(Exercise data Opens)
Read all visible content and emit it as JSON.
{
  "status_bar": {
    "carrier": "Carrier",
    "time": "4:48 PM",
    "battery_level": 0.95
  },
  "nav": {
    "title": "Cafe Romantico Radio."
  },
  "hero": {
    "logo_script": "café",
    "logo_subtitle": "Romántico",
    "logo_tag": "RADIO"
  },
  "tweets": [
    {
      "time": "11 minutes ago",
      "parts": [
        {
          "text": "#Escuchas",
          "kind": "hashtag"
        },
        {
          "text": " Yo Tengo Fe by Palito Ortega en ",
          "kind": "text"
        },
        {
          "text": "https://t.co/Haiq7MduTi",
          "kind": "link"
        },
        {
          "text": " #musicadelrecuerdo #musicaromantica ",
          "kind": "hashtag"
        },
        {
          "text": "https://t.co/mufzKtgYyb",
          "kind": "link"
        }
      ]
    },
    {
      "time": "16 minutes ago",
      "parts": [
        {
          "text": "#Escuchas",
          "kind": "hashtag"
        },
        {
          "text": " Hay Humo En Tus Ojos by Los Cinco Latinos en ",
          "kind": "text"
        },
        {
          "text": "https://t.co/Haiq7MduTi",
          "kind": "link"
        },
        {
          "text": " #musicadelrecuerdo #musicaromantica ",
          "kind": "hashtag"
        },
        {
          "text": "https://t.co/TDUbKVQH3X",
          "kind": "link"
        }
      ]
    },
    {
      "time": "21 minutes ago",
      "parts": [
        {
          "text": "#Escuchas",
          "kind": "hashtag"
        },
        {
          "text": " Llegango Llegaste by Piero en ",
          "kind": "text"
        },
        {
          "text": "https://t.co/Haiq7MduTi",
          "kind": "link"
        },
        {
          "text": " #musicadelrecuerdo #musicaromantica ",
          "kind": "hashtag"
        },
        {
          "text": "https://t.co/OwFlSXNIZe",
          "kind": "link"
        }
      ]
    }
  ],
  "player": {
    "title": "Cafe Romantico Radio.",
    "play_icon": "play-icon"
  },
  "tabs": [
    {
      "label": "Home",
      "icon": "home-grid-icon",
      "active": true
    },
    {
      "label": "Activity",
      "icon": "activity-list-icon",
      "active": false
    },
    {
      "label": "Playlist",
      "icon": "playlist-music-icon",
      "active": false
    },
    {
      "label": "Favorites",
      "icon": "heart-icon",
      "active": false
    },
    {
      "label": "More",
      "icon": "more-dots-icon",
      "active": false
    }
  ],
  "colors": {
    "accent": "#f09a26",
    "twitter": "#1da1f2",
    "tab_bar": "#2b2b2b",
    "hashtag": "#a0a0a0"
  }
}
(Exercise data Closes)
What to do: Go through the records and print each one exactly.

Written reply:
Read all visible content and emit it as JSON.
{
  "status_bar": {
    "carrier": "Carrier",
    "time": "4:48 PM",
    "battery_level": 0.95
  },
  "nav": {
    "title": "Cafe Romantico Radio."
  },
  "hero": {
    "logo_script": "café",
    "logo_subtitle": "Romántico",
    "logo_tag": "RADIO"
  },
  "tweets": [
    {
      "time": "11 minutes ago",
      "parts": [
        {
          "text": "#Escuchas",
          "kind": "hashtag"
        },
        {
          "text": " Yo Tengo Fe by Palito Ortega en ",
          "kind": "text"
        },
        {
          "text": "https://t.co/Haiq7MduTi",
          "kind": "link"
        },
        {
          "text": " #musicadelrecuerdo #musicaromantica ",
          "kind": "hashtag"
        },
        {
          "text": "https://t.co/mufzKtgYyb",
          "kind": "link"
        }
      ]
    },
    {
      "time": "16 minutes ago",
      "parts": [
        {
          "text": "#Escuchas",
          "kind": "hashtag"
        },
        {
          "text": " Hay Humo En Tus Ojos by Los Cinco Latinos en ",
          "kind": "text"
        },
        {
          "text": "https://t.co/Haiq7MduTi",
          "kind": "link"
        },
        {
          "text": " #musicadelrecuerdo #musicaromantica ",
          "kind": "hashtag"
        },
        {
          "text": "https://t.co/TDUbKVQH3X",
          "kind": "link"
        }
      ]
    },
    {
      "time": "21 minutes ago",
      "parts": [
        {
          "text": "#Escuchas",
          "kind": "hashtag"
        },
        {
          "text": " Llegango Llegaste by Piero en ",
          "kind": "text"
        },
        {
          "text": "https://t.co/Haiq7MduTi",
          "kind": "link"
        },
        {
          "text": " #musicadelrecuerdo #musicaromantica ",
          "kind": "hashtag"
        },
        {
          "text": "https://t.co/OwFlSXNIZe",
          "kind": "link"
        }
      ]
    }
  ],
  "player": {
    "title": "Cafe Romantico Radio.",
    "play_icon": "play-icon"
  },
  "tabs": [
    {
      "label": "Home",
      "icon": "home-grid-icon",
      "active": true
    },
    {
      "label": "Activity",
      "icon": "activity-list-icon",
      "active": false
    },
    {
      "label": "Playlist",
      "icon": "playlist-music-icon",
      "active": false
    },
    {
      "label": "Favorites",
      "icon": "heart-icon",
      "active": false
    },
    {
      "label": "More",
      "icon": "more-dots-icon",
      "active": false
    }
  ],
  "colors": {
    "accent": "#f09a26",
    "twitter": "#1da1f2",
    "tab_bar": "#2b2b2b",
    "hashtag": "#a0a0a0"
  }
}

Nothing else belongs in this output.